Laboratory studies have shown that Avelumab activates this system.1 Avelumab is a type of medication called an “IgG monoclonal antibody.” It may work by “flagging” the cancer cell as a target for your body’s natural defense cells.

How is Avelumab given?

Before receiving Avelumab, read the Medication Guide that comes in the package. Talk to your doctor about how often and how many treatments you will need.

Avelumab is taken through an intravenous (IV) line. Your doctor will arrange for you to be administered Avelumab. Avelumab is usually given every 2 weeks. It takes about 60 minutes to administer the medication.

What are the side effects of Avelumab?

The most common side effects of Avelumab include:1

  • Feeling tired
  • Muscle and bone pain
  • Diarrhea
  • Nausea
  • Swelling in your hands, feet, or ankles
  • Loss of appetite
  • Skin rash

Avelumab can cause your immune system to attack normal (healthy) organs and tissue. Rare but serious possible side effects include:

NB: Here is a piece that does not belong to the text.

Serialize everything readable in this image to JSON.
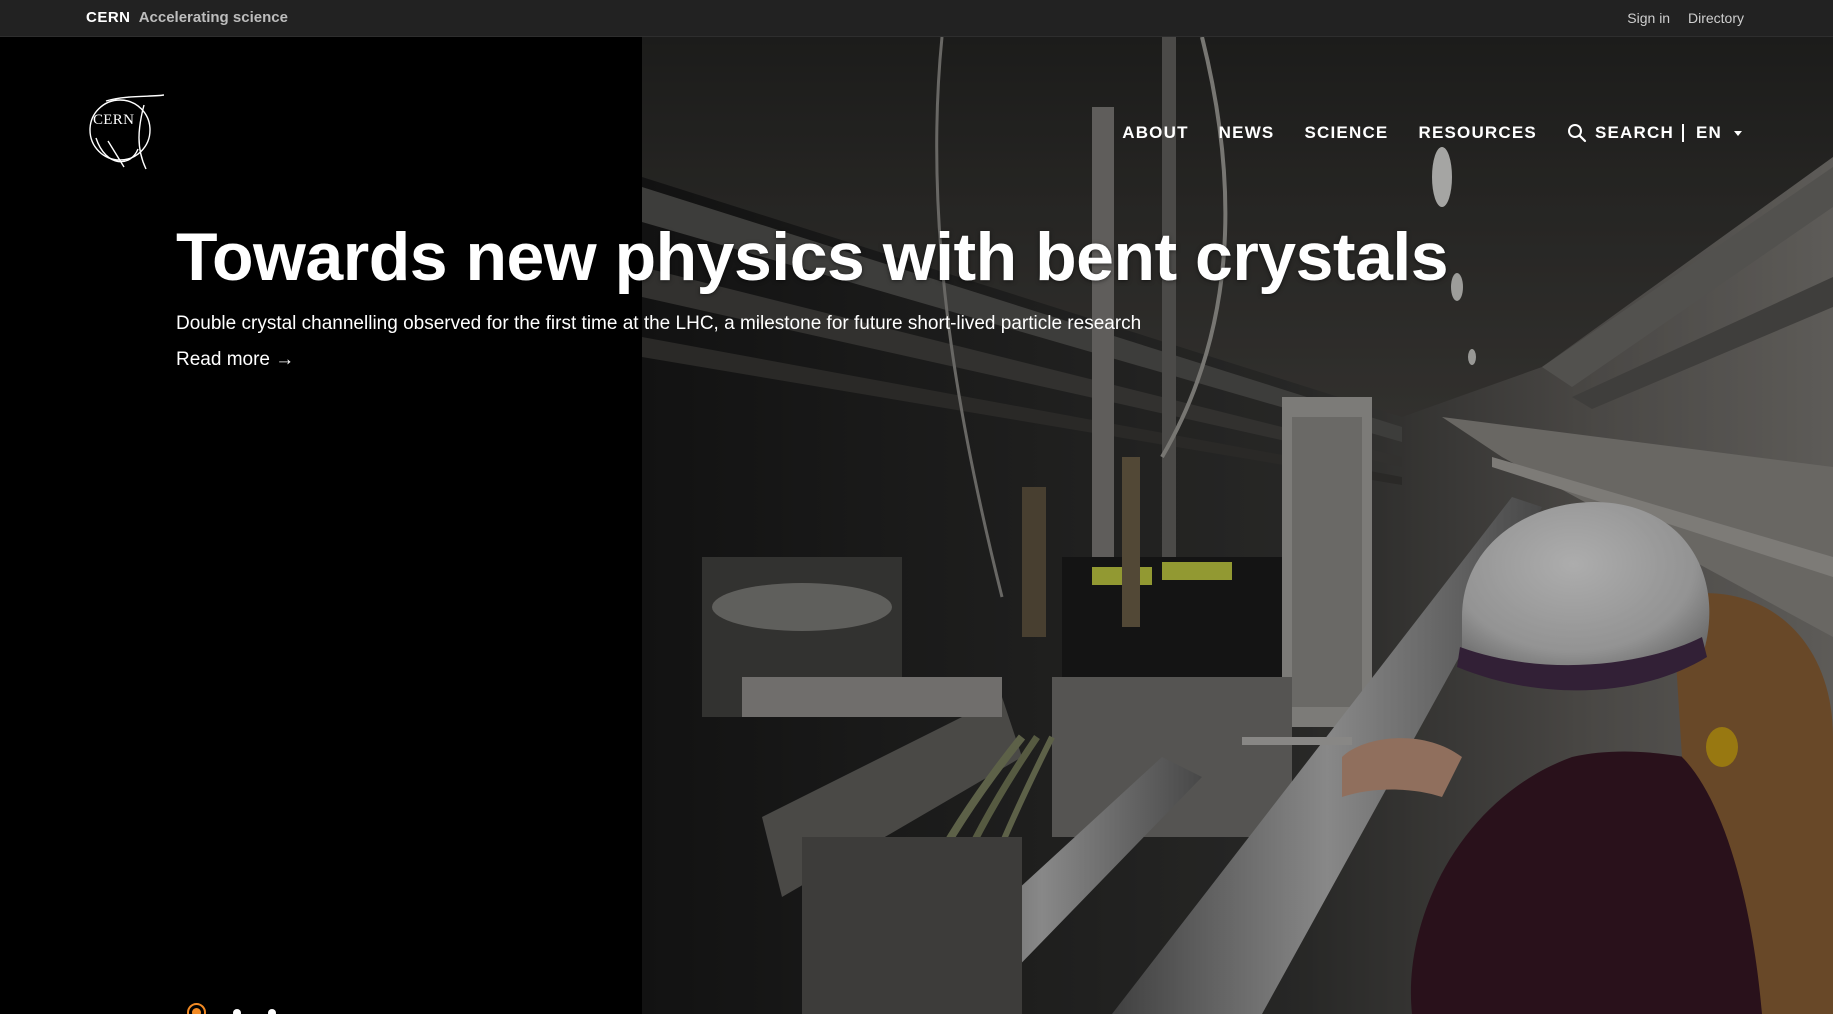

  • Lung inflammation (pneumonitis)
  • Liver inflammation (hepatitis)
  • Intestinal inflammation (colitis)
  • Problems with hormone glands (thyroid, adrenal, pancreas)
  • Kidney inflammation
  • Other problems (severe muscle weakness, severe or lasting muscle or joint pain, chest pain or tightness, trouble breathing, skin reaction, changes in heartbeat, tiredness, swelling of the feet and legs, dizziness or fainting, fever, flu-like symptoms, changes in eyesight)

Avelumab is infused (put) into your vein through an IV line. Severe, life-threatening infusion reactions can occur. Symptoms include chills, shaking, hives, flushing, shortness of breath, wheezing, low blood pressure, fever, back pain, or abdominal pain.1

Who should not take Avelumab?

Avelumab can harm an unborn baby.1 Women who could become pregnant should use birth control during treatment and for at least 1 month after the last dose of Avelumab. Do not breastfeed while taking Avelumab or for 1 month after the last dose.

Tell your doctor about any medical conditions you have, especially:

  • Immune system problems (such as Crohn’s disease, ulcerative colitis, lupus).
  • Previous organ transplant.
  • Lung or breathing problems.
  • Liver or kidney problems.
  • Diabetes.

What precautions are needed when taking Avelumab?

You will need regular blood tests to check for side effects of Avelumab. Your doctor may prescribe corticosteroids or hormone replacement medicines to treat certain side effects.1

During treatment and for at least 1 month after the last dose of Avelumab:1

  • Women who can become pregnant should use birth control.
  • Women should not breastfeed during treatment and for a month after treatment.
Written by: Sarah O'Brien | Last reviewed: June 2019.
  1. Bavencio® [prescribing information]. Whitehouse Station, NJ: Merck & Co, Inc; May 2017.
  2. PubMed Health. T-Lymphocytes (T-Cells). Accessed April 7, 2017 at: https://www.ncbi.nlm.nih.gov/pubmedhealth/PMHT0022044/
  3. PubMed Health. The defense mechanism of the adaptive immune system. Accessed April 9, 2017 at: https://www.ncbi.nlm.nih.gov/pubmedhealth/PMH0072581/
  4. Kaufman HL, Russell J, Hamid O, et al. Avelumab in patients with chemotherapy-refractory metastatic Merkel cell carcinoma: a multicentre, single-group, open-label, phase 2 trial. Lancet Oncol. 2016;17:1374-1385.
  5. ClinicalTrials.gov. Avelumab in subjects with Merkel cell carcinoma (JAVELIN Merkel 200). NCT02155647. Accessed April 10, 2017 at: https://clinicaltrials.gov/ct2/show/NCT02155647.